Informing the family/caregiver(s) about the newborn hearing screening:
“Hi, congratulations on the birth of your baby. My name is ____________ and I am here to screen your baby’s hearing. We provide hearing screening to all babies after they are born. The hearing screening will measure how your baby responds to sound and takes just a few minutes. The test is harmless and most babies sleep through the test. We’re going to screen your baby now, but before we do, are there any questions I can answer?”
Supporting a family/caregiver(s) that refuse the newborn hearing screening:

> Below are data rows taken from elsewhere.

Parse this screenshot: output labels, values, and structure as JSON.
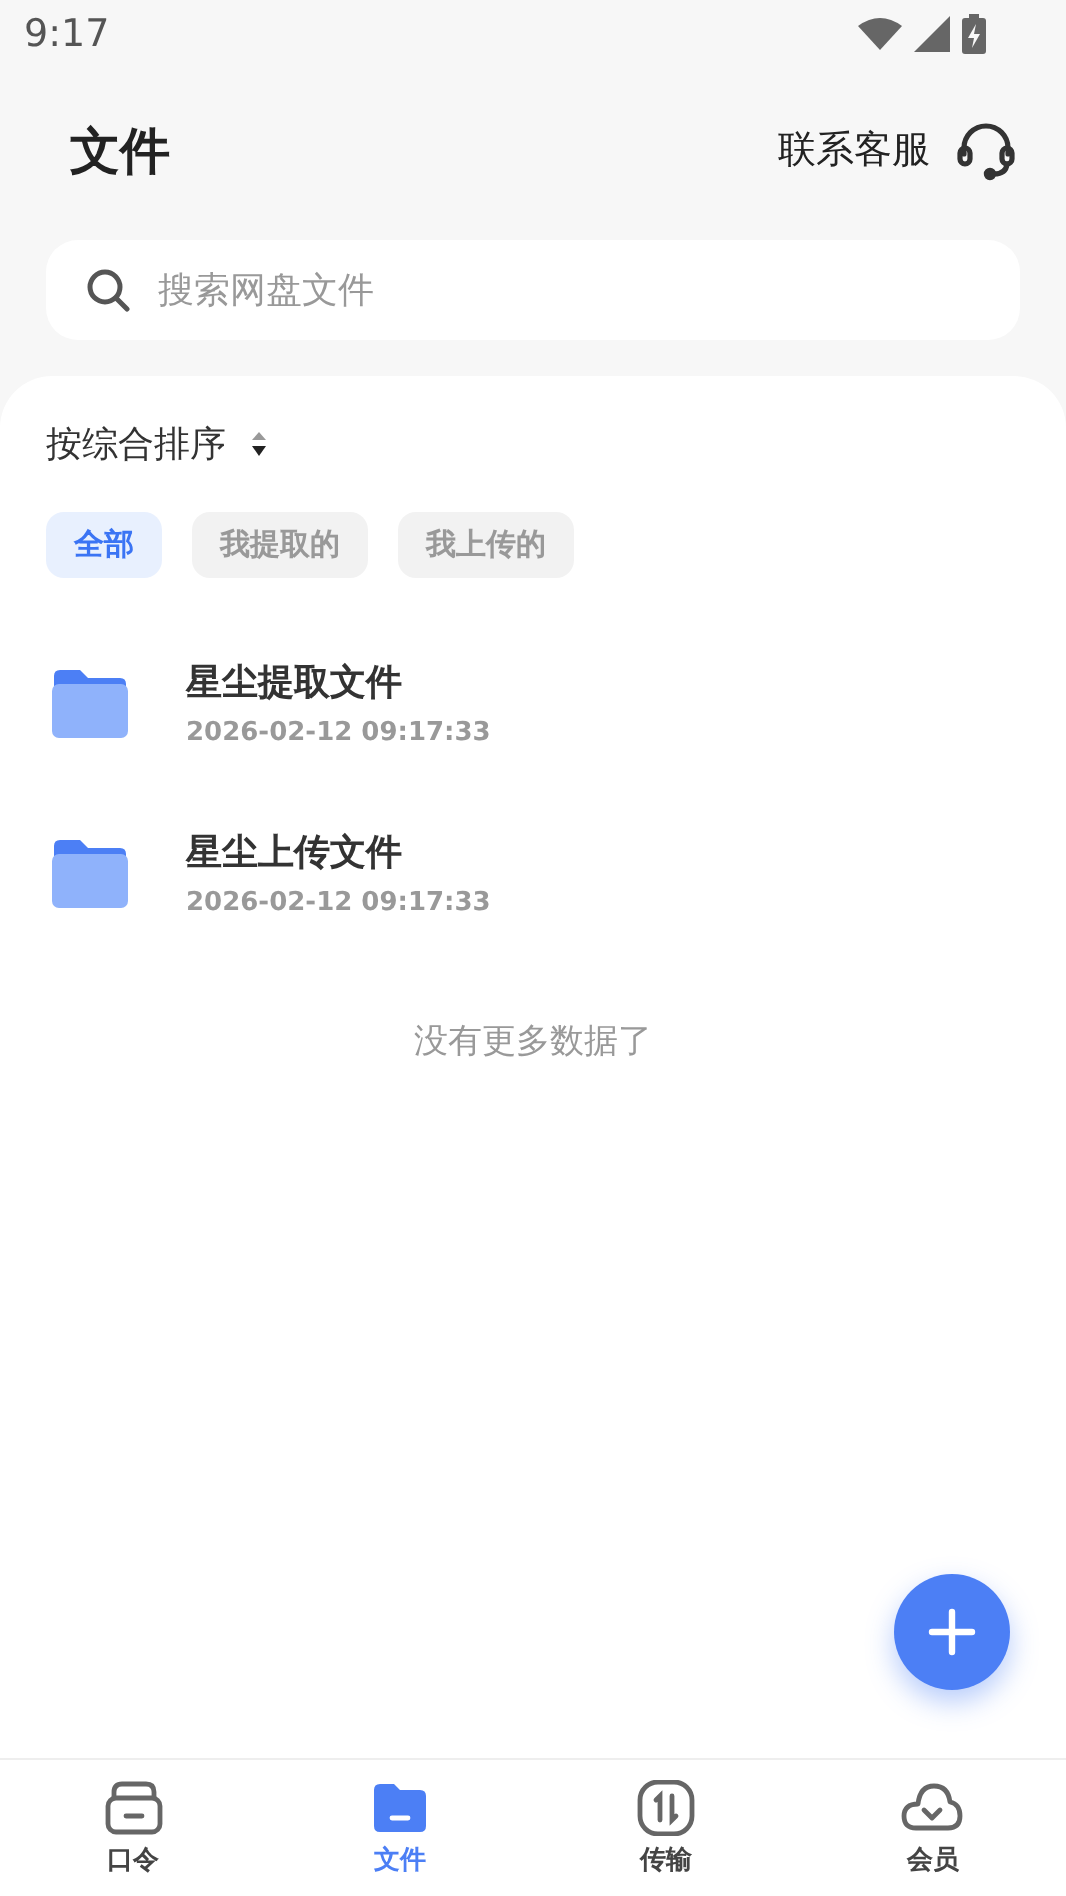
{
  "status_bar": {
    "time": "9:17"
  },
  "header": {
    "title": "文件",
    "support_label": "联系客服"
  },
  "search": {
    "placeholder": "搜索网盘文件"
  },
  "sort": {
    "label": "按综合排序"
  },
  "filters": [
    {
      "label": "全部",
      "selected": true
    },
    {
      "label": "我提取的",
      "selected": false
    },
    {
      "label": "我上传的",
      "selected": false
    }
  ],
  "files": [
    {
      "name": "星尘提取文件",
      "date": "2026-02-12 09:17:33"
    },
    {
      "name": "星尘上传文件",
      "date": "2026-02-12 09:17:33"
    }
  ],
  "end_note": "没有更多数据了",
  "bottom_nav": [
    {
      "label": "口令",
      "selected": false
    },
    {
      "label": "文件",
      "selected": true
    },
    {
      "label": "传输",
      "selected": false
    },
    {
      "label": "会员",
      "selected": false
    }
  ]
}
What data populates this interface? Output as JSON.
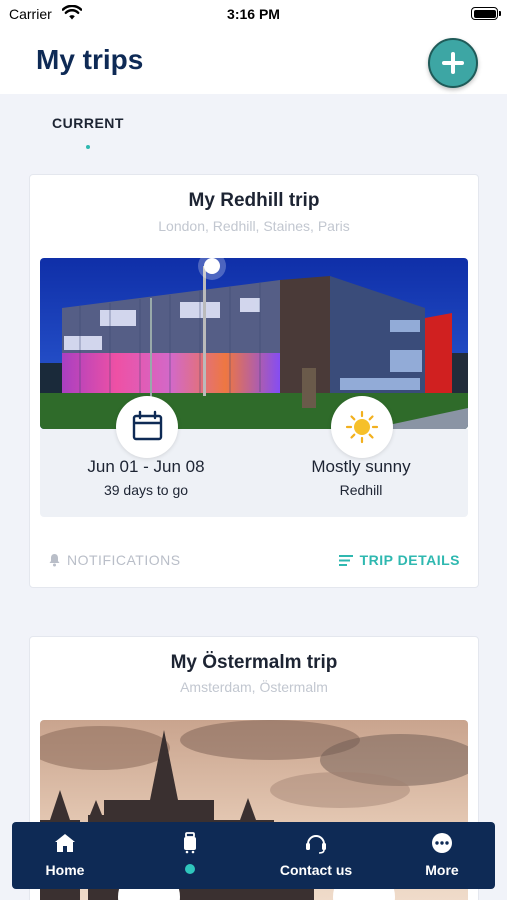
{
  "status_bar": {
    "carrier": "Carrier",
    "time": "3:16 PM"
  },
  "header": {
    "title": "My trips"
  },
  "tabs": {
    "current": "CURRENT"
  },
  "trips": [
    {
      "title": "My Redhill trip",
      "locations": "London, Redhill, Staines, Paris",
      "dates": "Jun 01 - Jun 08",
      "countdown": "39 days to go",
      "weather": "Mostly sunny",
      "weather_location": "Redhill",
      "notifications_label": "NOTIFICATIONS",
      "details_label": "TRIP DETAILS"
    },
    {
      "title": "My Östermalm trip",
      "locations": "Amsterdam, Östermalm"
    }
  ],
  "tab_bar": {
    "home": "Home",
    "contact": "Contact us",
    "more": "More"
  },
  "colors": {
    "navy": "#0e2a55",
    "accent": "#2fb8b0",
    "add_button": "#3da6a4"
  },
  "icons": [
    "wifi-icon",
    "battery-icon",
    "plus-icon",
    "calendar-icon",
    "sun-icon",
    "bell-icon",
    "list-icon",
    "home-icon",
    "luggage-icon",
    "headset-icon",
    "more-icon"
  ]
}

“If you don't mind, I'd like to leave you with something to read that explains the benefits and the importance of newborn hearing screening. If you change your mind and decide you do want the screening, you can let your baby’s doctor know you’d like your baby’s hearing screened.”
Informing the family/caregiver(s) that the baby passed their hearing screening:
“Congratulations on the birth of your baby. We just finished the hearing screen. Your baby passed the hearing screening today. Even though your baby passed their hearing screening today, it is important to know that your baby’s hearing can change over time. Babies start learning how to communicate as soon as they are born. Here is a brochure that talks about how babies develop hearing and communication skills. If you are ever worried about your baby’s hearing, talk to your baby’s doctor right away and ask for a referral to a pediatric audiologist who specializes in testing infants and young children.”
Informing the family/caregiver(s) that a baby did not pass their hearing screening in one or both ears before discharge:
“Congratulations on the birth of your baby. We just finished the hearing screen. Your baby did not pass the screening today. This does not necessarily mean that your baby has a permanent hearing loss, but without additional testing, we can’t be sure. Not passing a hearing screening means that further testing is needed to understand what your baby hears. We will provide the screening results to your baby’s doctor and referral to a pediatric audiologist who specializes in testing infants and young children. Be sure you make and keep this appointment with the pediatric audiologist. It is important that we understand what your baby hears so we can support you and your baby and make sure your baby has the best chance of meeting important developmental milestones.
Informing the family/caregiver(s) about an inconclusive screen:
“We attempted to screen your baby’s hearing, but we weren’t able to complete the test. Some babies need to be screened more than once in order to get an accurate result. We will be back in a few hours to re-screen your baby.”
*Scripts were adapted from the National Center for Hearing Assessment and Management (NCHAM) Newborn Hearing Screening Training Curriculum (NHSTC 2020).